Continuing our little series on doors.
In the Georgian and Victorian eras the class system was at its evil height. Lower, middle and upper clearly defined. You knew where you belonged. There was no getting away from it.
Nowhere was this more clearly noticeable than in the big houses of the day – the upstairs downstairs syndrome. It wasn’t just the big houses though, even less grand town houses and later Victorian detached red bricks in the suburbs. Witness the tradesmen’s entrance. Wouldn’t want the meat delivered to the front door – would we? Round the side with you. Another feature was the back stairs, built so staff wouldn’t use the main hallways as they went about their tasks and bump into the master.
In the same way, doors were graded according to the status of the room and its user.
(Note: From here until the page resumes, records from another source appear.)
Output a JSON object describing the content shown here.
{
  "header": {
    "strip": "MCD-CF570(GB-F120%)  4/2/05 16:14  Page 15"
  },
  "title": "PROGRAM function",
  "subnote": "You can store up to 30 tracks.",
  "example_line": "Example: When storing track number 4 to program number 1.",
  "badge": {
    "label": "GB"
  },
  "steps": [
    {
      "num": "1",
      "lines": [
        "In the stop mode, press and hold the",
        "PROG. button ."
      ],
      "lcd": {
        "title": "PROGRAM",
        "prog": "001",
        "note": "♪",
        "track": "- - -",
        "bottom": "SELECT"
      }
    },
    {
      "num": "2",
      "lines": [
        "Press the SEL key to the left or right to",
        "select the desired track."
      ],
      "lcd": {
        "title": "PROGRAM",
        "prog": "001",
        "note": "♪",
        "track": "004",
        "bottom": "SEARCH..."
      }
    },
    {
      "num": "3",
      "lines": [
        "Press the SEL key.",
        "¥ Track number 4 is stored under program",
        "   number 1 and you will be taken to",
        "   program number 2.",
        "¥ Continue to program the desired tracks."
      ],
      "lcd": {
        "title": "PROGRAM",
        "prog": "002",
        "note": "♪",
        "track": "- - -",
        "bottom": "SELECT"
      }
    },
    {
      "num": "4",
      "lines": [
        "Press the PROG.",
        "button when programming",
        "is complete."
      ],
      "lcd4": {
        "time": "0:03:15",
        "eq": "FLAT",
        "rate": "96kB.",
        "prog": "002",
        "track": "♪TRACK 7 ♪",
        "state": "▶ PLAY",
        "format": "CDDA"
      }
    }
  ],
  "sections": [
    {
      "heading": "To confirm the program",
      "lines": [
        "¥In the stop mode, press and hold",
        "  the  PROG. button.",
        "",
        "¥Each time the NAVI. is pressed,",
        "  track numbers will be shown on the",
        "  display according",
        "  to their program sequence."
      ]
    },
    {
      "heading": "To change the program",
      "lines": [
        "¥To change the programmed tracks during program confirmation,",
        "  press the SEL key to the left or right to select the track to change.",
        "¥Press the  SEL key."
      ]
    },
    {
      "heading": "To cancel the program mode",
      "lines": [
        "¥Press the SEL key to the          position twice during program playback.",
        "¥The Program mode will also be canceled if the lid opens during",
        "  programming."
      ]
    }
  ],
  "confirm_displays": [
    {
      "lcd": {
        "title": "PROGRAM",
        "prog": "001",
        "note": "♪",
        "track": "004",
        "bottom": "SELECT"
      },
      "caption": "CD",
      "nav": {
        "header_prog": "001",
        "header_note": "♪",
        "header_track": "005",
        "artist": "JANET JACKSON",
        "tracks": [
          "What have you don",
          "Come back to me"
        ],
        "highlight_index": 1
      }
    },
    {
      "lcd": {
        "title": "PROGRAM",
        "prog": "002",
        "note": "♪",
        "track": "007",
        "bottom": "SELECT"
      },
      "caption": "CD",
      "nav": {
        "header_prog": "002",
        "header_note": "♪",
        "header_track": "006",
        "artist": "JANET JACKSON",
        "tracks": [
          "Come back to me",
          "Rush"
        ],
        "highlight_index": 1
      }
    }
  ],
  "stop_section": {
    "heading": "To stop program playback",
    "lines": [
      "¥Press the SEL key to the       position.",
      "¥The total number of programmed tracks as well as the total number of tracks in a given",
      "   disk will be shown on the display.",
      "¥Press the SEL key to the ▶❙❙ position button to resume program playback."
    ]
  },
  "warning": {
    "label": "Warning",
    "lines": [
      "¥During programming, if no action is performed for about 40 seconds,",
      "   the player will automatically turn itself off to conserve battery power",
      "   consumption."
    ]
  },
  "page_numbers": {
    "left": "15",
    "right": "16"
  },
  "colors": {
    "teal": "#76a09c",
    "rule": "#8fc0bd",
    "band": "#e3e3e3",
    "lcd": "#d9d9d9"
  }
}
The ground floor warranted the best doors. Good thick 4 or 6 panel with nice mouldings and often of polished hardwood to impress one’s visitors. Onto the first floor, where visitors rarely went, the doors would still be well made, probably painted and of good quality but definitely not as fine as downstairs and then up to the servants’ quarters on the top floor where the quality definitely dropped. After all why spend money up there. Thin 4 panels with no mouldings, often of smaller size but strangely, still well made with full mortise and tenon joints and quite useable today. Gems compared to the current offerings of moulded plastic and mdf.